The brainstem helps to control sleep. In sleep, the unconscious mind dreams. In the film COLLECTIVE: UNCONSCIOUS, Daniel Ryan speaks in a slow and steady voice: close your eyes, take a deep breath, visualize yourself in a movie theatre alone starring at a screen. A screen, according to Ryan, with its flickering colors and moving images, induces a state of low-level hypnosis. He is speaking to five independent film directors—four of whom are women. They are: Daniel Patrick Carbone, Frances Bodomo, Josephine Decker, Lauren Wolkstein, and Lily Baldwin. What each filmmaker dreams becomes a short film. COLLECTIVE: UNCONSCIOUS is conceived and executive produced by Dan Schoenbrun and is composed of five short films. The directors paired up to realize each other’s dreams.

In Freudian analysis, one way to begin analyzing a dream is take a specific image and deconstruct its elements. Then, the therapist and patient associate to those elements. Frances Bodomo speaks about a dark corner in a room. Ryan, the therapist, replies, “shall we illuminate it?”

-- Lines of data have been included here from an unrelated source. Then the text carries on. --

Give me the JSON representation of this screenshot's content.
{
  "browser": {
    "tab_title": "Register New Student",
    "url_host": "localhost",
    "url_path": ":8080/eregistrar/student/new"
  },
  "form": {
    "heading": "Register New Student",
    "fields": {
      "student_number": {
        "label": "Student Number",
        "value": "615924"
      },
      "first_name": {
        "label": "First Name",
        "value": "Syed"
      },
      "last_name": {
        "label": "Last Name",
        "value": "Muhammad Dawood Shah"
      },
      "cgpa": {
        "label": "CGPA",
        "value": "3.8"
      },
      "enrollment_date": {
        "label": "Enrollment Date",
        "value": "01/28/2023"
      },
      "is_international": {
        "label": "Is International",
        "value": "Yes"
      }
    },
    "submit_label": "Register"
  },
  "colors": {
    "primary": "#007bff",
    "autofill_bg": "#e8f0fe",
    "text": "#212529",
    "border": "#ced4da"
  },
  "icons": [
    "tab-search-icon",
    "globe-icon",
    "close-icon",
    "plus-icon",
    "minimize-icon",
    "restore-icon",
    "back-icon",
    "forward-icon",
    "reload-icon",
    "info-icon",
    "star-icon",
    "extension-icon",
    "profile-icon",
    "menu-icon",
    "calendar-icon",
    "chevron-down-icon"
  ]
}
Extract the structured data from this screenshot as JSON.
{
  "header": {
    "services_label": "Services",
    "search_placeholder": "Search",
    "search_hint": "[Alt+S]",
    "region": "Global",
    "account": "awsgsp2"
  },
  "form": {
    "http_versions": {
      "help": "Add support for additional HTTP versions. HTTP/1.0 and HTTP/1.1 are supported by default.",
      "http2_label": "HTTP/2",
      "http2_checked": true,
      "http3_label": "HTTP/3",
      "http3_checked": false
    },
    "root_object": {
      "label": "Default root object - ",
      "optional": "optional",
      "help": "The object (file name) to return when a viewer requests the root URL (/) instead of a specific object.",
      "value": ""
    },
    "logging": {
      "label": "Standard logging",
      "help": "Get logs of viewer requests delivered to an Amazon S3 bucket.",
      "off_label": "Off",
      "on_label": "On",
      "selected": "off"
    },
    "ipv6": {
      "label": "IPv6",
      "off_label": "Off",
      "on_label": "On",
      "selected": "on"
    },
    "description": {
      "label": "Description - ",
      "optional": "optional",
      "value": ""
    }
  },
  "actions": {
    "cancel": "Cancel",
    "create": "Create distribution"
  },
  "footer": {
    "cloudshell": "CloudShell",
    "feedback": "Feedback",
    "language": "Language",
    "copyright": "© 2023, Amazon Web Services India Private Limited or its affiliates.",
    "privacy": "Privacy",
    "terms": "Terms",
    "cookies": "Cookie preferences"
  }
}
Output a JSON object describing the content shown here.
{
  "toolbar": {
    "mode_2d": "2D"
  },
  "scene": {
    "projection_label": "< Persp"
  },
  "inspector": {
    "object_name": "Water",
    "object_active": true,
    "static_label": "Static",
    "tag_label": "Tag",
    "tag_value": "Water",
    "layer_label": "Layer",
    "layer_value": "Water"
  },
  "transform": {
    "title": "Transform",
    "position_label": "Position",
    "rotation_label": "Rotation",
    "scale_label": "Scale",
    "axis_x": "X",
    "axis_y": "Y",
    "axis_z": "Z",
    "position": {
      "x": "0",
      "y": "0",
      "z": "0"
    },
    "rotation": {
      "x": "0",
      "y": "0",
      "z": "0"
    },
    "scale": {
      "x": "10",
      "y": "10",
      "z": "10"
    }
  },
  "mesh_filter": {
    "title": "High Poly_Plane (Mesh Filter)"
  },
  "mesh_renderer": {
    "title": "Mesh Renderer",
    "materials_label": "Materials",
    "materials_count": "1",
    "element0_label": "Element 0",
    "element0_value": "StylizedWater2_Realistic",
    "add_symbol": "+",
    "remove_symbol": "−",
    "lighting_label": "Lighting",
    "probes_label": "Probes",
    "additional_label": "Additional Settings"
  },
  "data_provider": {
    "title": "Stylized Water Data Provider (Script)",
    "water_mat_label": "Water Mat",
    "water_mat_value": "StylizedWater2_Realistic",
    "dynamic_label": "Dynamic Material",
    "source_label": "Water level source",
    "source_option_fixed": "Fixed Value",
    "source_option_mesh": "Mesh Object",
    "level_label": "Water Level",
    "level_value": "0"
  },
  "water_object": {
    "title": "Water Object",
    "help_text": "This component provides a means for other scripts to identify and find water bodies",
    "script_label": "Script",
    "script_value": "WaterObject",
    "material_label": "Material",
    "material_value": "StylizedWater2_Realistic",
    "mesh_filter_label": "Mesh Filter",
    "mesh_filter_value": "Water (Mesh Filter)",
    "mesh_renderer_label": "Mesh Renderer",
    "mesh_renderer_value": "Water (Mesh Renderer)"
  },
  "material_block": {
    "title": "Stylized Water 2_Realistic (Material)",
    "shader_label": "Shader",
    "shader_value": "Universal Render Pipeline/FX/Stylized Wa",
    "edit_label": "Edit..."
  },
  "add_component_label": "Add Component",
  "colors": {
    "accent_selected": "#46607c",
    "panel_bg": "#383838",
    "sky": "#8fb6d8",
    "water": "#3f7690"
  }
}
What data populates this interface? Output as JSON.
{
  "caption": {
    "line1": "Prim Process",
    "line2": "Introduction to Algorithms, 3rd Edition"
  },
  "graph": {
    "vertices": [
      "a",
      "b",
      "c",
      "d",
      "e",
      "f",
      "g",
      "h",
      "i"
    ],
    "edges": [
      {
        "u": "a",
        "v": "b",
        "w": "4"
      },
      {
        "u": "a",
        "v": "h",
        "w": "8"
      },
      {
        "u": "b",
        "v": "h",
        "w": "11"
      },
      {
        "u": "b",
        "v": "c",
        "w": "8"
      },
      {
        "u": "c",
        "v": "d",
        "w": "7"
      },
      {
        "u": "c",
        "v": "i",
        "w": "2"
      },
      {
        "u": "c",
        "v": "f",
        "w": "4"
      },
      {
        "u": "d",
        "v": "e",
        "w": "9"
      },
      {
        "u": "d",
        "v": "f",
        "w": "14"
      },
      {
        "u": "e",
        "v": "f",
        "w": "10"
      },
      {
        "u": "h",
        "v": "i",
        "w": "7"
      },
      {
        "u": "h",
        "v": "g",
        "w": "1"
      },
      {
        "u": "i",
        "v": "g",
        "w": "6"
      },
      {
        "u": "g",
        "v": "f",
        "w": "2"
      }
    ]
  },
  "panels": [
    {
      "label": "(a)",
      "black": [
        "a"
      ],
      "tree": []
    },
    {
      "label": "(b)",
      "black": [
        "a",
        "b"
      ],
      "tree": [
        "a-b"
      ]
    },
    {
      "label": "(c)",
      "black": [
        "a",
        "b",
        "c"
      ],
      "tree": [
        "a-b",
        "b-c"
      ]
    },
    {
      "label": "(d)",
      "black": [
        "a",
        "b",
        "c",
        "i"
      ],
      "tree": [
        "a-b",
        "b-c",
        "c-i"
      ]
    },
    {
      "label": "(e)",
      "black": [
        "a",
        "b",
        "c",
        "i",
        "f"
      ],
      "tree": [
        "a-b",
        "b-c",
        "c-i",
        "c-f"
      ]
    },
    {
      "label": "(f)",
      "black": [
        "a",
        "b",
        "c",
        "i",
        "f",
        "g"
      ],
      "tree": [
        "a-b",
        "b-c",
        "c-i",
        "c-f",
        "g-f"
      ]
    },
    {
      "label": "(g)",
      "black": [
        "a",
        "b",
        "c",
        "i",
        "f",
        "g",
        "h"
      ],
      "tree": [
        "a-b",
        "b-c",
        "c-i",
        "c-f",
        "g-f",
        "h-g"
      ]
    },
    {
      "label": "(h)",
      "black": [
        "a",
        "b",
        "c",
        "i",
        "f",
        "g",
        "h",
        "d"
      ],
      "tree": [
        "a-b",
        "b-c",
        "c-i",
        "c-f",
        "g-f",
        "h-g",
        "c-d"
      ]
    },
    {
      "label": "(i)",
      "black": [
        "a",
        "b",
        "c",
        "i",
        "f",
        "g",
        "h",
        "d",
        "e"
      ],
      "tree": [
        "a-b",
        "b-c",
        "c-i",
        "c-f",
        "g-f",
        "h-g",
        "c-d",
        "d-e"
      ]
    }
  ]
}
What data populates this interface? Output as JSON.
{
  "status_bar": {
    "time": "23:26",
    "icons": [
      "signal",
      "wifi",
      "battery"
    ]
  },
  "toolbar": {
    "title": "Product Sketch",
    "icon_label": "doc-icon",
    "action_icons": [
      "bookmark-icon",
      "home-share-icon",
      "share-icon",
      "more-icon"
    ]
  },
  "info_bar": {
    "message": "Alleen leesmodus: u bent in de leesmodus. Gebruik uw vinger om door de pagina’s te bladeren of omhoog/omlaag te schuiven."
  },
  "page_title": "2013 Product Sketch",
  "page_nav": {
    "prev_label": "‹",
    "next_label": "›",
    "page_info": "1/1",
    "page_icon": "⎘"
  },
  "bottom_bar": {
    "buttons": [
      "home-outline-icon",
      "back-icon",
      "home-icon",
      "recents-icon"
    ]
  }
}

Though the tropes of anxiety dreams are present—gym class, a baby crying—the five dreams of these directors tell their own weird narratives. They present odd circumstances (a game show which kills African American children, or a woman who seems to be mutating) and are each shot in different formats.

Google, the world’s constantly growing brain, has taken its own approach to the images the unconscious mind generates. As reported on Science & Film in 2015, Deep Dream is an algorithm which “tweaks Google image recognition software so that when images are fed into it, the network looks for patterns and spits out a variation that represents what it thinks its seeing in the original image.” The results are mutated images—strange and without narrative.

COLLECTIVE: UNCONSCIOUS made its theatrical premiere as part of IFP’s Screen Forward program at the Made in NY Media Center in Dumbo, Brooklyn from August 5-11. The film is being released on BitTorrent Now where it is now available to stream and download for free.

Director Frances Bodomo has received Sloan support for her short film AFRONAUTS which she is currently adapting into a feature. Stay tuned to Science & Film for an exclusive interview with Bodomo.